■ **WORK ORDER**:
Read the data below. Every line holding the string "colors" must be copied.

■ **RECORDED DATA**:
○ ○ ○ ○ ○

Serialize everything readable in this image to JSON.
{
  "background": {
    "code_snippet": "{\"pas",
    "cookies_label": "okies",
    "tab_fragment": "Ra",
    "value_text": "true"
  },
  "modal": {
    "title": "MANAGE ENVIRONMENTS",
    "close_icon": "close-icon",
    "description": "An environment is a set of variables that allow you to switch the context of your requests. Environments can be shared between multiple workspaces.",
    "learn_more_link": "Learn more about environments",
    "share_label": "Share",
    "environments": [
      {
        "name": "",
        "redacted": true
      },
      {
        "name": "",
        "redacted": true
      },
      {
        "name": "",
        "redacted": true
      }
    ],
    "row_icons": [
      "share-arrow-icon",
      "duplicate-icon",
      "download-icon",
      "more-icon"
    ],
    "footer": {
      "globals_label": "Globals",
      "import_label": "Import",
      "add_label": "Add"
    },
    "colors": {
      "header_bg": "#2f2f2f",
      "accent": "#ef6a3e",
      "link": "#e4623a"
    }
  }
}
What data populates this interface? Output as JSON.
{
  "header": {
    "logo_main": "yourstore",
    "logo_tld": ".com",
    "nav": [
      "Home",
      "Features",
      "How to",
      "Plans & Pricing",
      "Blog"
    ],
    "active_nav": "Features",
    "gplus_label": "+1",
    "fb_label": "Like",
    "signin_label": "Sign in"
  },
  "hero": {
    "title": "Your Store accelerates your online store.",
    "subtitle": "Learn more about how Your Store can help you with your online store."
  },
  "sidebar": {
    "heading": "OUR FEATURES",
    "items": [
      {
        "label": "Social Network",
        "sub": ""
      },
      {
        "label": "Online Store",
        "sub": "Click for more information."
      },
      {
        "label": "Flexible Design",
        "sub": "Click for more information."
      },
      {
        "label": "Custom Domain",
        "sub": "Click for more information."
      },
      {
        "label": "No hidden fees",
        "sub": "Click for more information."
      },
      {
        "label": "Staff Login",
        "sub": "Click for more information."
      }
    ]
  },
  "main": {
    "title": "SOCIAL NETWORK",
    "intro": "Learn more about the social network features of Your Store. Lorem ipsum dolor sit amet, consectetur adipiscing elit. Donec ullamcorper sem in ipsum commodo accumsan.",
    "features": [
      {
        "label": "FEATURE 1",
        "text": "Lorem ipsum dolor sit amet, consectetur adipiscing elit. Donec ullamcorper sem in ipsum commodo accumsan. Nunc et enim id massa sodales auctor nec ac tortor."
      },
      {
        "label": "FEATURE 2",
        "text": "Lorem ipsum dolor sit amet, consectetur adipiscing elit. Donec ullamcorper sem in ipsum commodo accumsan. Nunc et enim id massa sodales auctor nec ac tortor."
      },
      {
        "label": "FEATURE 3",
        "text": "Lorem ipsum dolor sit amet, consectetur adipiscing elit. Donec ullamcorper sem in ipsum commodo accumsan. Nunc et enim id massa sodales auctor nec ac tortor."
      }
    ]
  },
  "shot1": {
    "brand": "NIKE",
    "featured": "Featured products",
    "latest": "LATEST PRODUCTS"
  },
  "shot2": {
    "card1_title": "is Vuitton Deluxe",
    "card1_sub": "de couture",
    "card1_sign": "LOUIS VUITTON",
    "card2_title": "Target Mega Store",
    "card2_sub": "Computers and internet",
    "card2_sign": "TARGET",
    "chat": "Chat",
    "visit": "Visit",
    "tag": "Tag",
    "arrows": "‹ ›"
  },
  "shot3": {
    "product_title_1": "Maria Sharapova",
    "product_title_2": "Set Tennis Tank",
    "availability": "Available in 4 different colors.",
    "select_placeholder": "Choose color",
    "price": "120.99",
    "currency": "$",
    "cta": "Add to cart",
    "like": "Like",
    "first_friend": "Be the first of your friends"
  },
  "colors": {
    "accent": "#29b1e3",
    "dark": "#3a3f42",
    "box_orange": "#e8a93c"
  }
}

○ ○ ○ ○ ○

■ **RESULT FOR THIS EXERCISE**:
    "colors": {
    "availability": "Available in 4 different colors.",
  "colors": {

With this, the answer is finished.